Not that long ago President Bush made a statement at Fort Bragg when he addressed the nation about the war in Iraq. He said we would “stand down” when the Iraqi military is ready to “stand up.” My experience with the new Iraqi military tells me we won’t be coming home for a long time if that’s the case.
I left Iraq on Feb. 27, 2004, and I acknowledge a lot may have changed since then, but I find it hard to believe the Iraqi people are any happier now than they were when I was there. I remember the day I left there were hundreds of Iraqis in the streets outside the compound that I lived in. They watched as we moved out to the Baghdad Airport to finally go home. The Iraqis cheered, clapped and shouted with joy as we were leaving. As a soldier, that hurt me inside because I thought I was supposed to be fighting for their freedom. I saw many people die for that cause, but that is not how the Iraqi people looked at it. They viewed me as a foreign occupier and many of the people of Iraq may have even preferred Saddam to the American soldiers. I feel this way because of the consistent attacks on me and my fellow soldiers by the Iraqi people, who felt they were fighting for their homeland. To us the mission turned into a quest for survival.
I wish I could provide an answer to this mess. I wish I knew of a realistic way to get our troops home. But we are very limited in our options in my opinion. If we pull out immediately, it’s likely the Iraqi security forces will not be able to provide stability on their own. In that event, the new Iraqi government could possibly be overthrown. The other option would be to reduce our troop numbers and have a gradual pullout. That is very risky because it seems that even with the current number of troops the violence still continues. With a significant troop reduction, there is a strong possibility the violence and attacks on U.S. and coalition forces could escalate and get even worse. In my opinion, that is more of a certainty.

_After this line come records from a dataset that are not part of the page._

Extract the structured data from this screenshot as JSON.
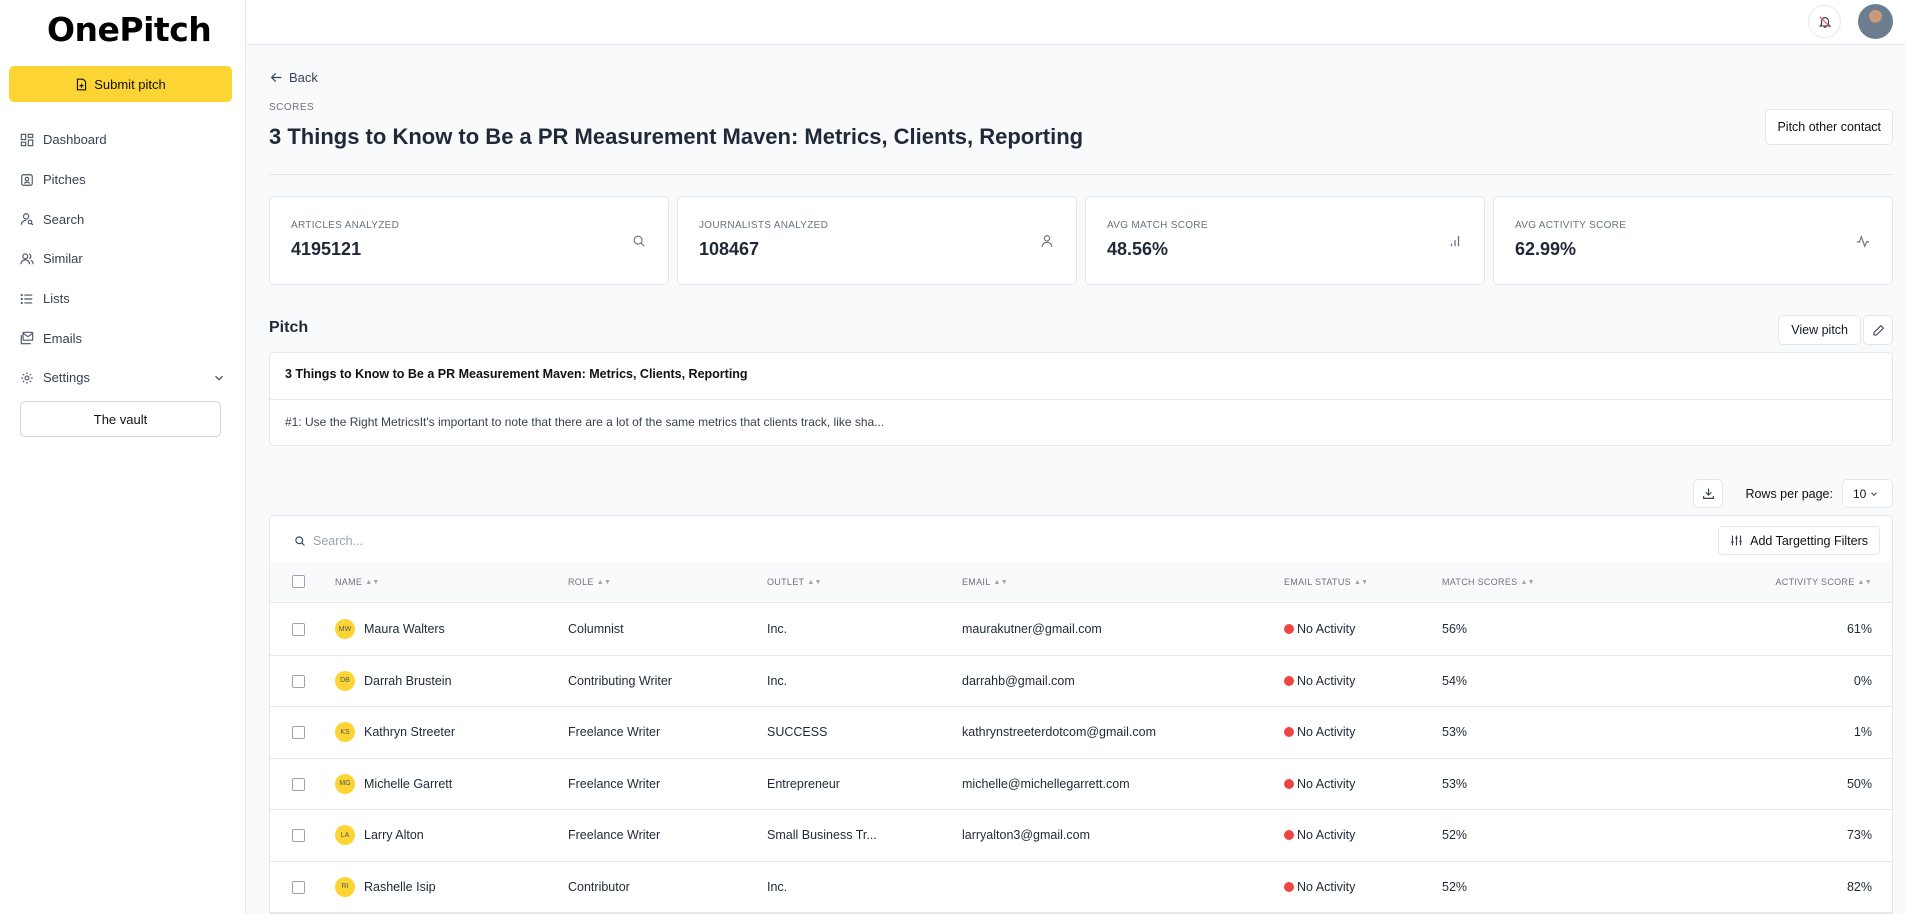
{
  "app": {
    "logo": "OnePitch",
    "submit_label": "Submit pitch",
    "vault_label": "The vault"
  },
  "nav": [
    {
      "label": "Dashboard",
      "icon": "dashboard-icon"
    },
    {
      "label": "Pitches",
      "icon": "pitches-icon"
    },
    {
      "label": "Search",
      "icon": "search-person-icon"
    },
    {
      "label": "Similar",
      "icon": "users-icon"
    },
    {
      "label": "Lists",
      "icon": "list-icon"
    },
    {
      "label": "Emails",
      "icon": "emails-icon"
    },
    {
      "label": "Settings",
      "icon": "gear-icon"
    }
  ],
  "header": {
    "back": "Back",
    "eyebrow": "SCORES",
    "title": "3 Things to Know to Be a PR Measurement Maven: Metrics, Clients, Reporting",
    "pitch_other": "Pitch other contact"
  },
  "stats": [
    {
      "label": "ARTICLES ANALYZED",
      "value": "4195121",
      "icon": "search-icon"
    },
    {
      "label": "JOURNALISTS ANALYZED",
      "value": "108467",
      "icon": "user-icon"
    },
    {
      "label": "AVG MATCH SCORE",
      "value": "48.56%",
      "icon": "bar-chart-icon"
    },
    {
      "label": "AVG ACTIVITY SCORE",
      "value": "62.99%",
      "icon": "activity-icon"
    }
  ],
  "pitch": {
    "heading": "Pitch",
    "view_label": "View pitch",
    "title": "3 Things to Know to Be a PR Measurement Maven: Metrics, Clients, Reporting",
    "body": "#1: Use the Right MetricsIt's important to note that there are a lot of the same metrics that clients track, like sha..."
  },
  "toolbar": {
    "rows_label": "Rows per page:",
    "rows_value": "10"
  },
  "table": {
    "search_placeholder": "Search...",
    "filters_label": "Add Targetting Filters",
    "headers": {
      "name": "NAME",
      "role": "ROLE",
      "outlet": "OUTLET",
      "email": "EMAIL",
      "email_status": "EMAIL STATUS",
      "match": "MATCH SCORES",
      "activity": "ACTIVITY SCORE"
    },
    "rows": [
      {
        "initials": "MW",
        "name": "Maura Walters",
        "role": "Columnist",
        "outlet": "Inc.",
        "email": "maurakutner@gmail.com",
        "status": "No Activity",
        "match": "56%",
        "activity": "61%"
      },
      {
        "initials": "DB",
        "name": "Darrah Brustein",
        "role": "Contributing Writer",
        "outlet": "Inc.",
        "email": "darrahb@gmail.com",
        "status": "No Activity",
        "match": "54%",
        "activity": "0%"
      },
      {
        "initials": "KS",
        "name": "Kathryn Streeter",
        "role": "Freelance Writer",
        "outlet": "SUCCESS",
        "email": "kathrynstreeterdotcom@gmail.com",
        "status": "No Activity",
        "match": "53%",
        "activity": "1%"
      },
      {
        "initials": "MG",
        "name": "Michelle Garrett",
        "role": "Freelance Writer",
        "outlet": "Entrepreneur",
        "email": "michelle@michellegarrett.com",
        "status": "No Activity",
        "match": "53%",
        "activity": "50%"
      },
      {
        "initials": "LA",
        "name": "Larry Alton",
        "role": "Freelance Writer",
        "outlet": "Small Business Tr...",
        "email": "larryalton3@gmail.com",
        "status": "No Activity",
        "match": "52%",
        "activity": "73%"
      },
      {
        "initials": "RI",
        "name": "Rashelle Isip",
        "role": "Contributor",
        "outlet": "Inc.",
        "email": "",
        "status": "No Activity",
        "match": "52%",
        "activity": "82%"
      }
    ]
  },
  "colors": {
    "accent": "#fcd535",
    "status_red": "#ef4444"
  }
}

And then there is the option that President Bush brings to the table, which is to “stay the course.” That means more years of bloodshed and a lot more lives to be lost. Also, it will aggravate the growing opposition to the U.S. presence in Iraq throughout the region, and that could very well recruit more extremists to join terror organizations that will infiltrate Iraq and kill more U.S. troops.
So it does not seem to me we have a realistic solution, and that frightens me. It has become very obvious that we have a serious dilemma that needs to be resolved as soon as possible to end the ongoing violence in Iraq. But how do we end it, is the question.
We must always support the troops. If there were a situation in which the United States is attacked again by a legitimate enemy, they are the people who are going to risk their lives to protect us and our freedom. In my opinion, the best way to support them now is to bring them home with the honor and respect they deserve.
In closing, I ask that we never forget why this war started. The Bush administration cried weapons of mass destruction and a link to al-Qaeda We know that this was false, and the Bush administration concedes it as well. As a soldier who fought in that war, I feel misled. I feel that I was sent off to fight for a cause that never existed. When I joined the military, I did so to defend the United States of America, not to be sent off to a part of the world to fight people who never attacked me or my country. Many have died as a result of this. The people who started this war need to start being honest with the American people and take responsibility for their actions. More than anything, they need to stop saying everything is rosy and create a solution to this problem they created.
Thank you for hearing me out. God bless our great nation, the United States of America.